The growing popularity of OTTs among the public is due to their cost effectiveness, easy connectivity and wider reach. The content can be viewed by someone sitting in the polar regions, even if they have an internet connection. Thanks to OTT video distribution technology, users now have a plethora of options at their fingertips. They can watch content on a variety of devices, including smart TVs, Roku, PCs, tablets, smartphones, and game consoles. They can also use “app switching” to access many specialty program distributors and view channels, giving them more control over the content they buy and watch.

In science communication, OTT platforms can be used to broadcast live programs or recorded videos on various topics. The public can interact directly with scientists working in remote corners of the world, for example from our research stations in Antarctica or in the Arctic regions. During the lockdown period, most scientific information was released to the public through India Science, the OTT channel run by the Department of Science and Technology. This scientific channel made 681 programs to broadcast corona-related information only, apart from other regular broadcasts. Unlike different modes of science communication like print magazines or science demonstration conferences, OTT is cost effective and has a wider reach. All types of scientific content can be disseminated there. Moreover, science peers can directly interact with viewers, which makes it more authentic.

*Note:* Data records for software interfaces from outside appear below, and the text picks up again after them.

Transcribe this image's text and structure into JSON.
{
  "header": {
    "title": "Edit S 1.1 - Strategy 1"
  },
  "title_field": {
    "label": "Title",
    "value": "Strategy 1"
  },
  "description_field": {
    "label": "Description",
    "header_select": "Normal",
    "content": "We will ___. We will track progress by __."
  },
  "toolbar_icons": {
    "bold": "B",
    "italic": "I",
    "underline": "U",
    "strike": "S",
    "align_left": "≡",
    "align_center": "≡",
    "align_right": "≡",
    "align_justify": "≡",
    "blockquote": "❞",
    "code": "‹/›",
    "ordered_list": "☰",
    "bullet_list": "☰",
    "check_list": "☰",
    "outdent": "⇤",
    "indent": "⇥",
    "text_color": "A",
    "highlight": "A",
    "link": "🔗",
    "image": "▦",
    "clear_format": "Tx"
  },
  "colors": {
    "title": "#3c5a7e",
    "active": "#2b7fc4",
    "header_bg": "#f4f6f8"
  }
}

The generation growing up during the pandemic has adapted to using smartphones, whether for entertainment or economic transactions. Even children are comfortable playing and gaining knowledge through smartphones. Likewise, even the illiterate people in society are comfortable with smartphones and appreciate the video messages delivered to them.

Today’s generation may not like traditional forms of science communication like magazines, plays or puppet shows. They are interested in animation and virtual reality. OTT has shown its strength in the entertainment industry by replacing the stress given to movie theaters. Likewise, many infotainment channels such as Discovery, National Geographic, Animal Planet, History, etc. launched their OTT versions feeling its benefits. Science policy makers should boost science communication by harnessing the potential of digital technologies to meet the needs of the new generation of our citizens.

(Dharmapalan is a science communicator and columnist. Tripathi is a scientist at Vigyan Prasar, Government of India, New Delhi. Opinions expressed are personal.)


Comments are closed.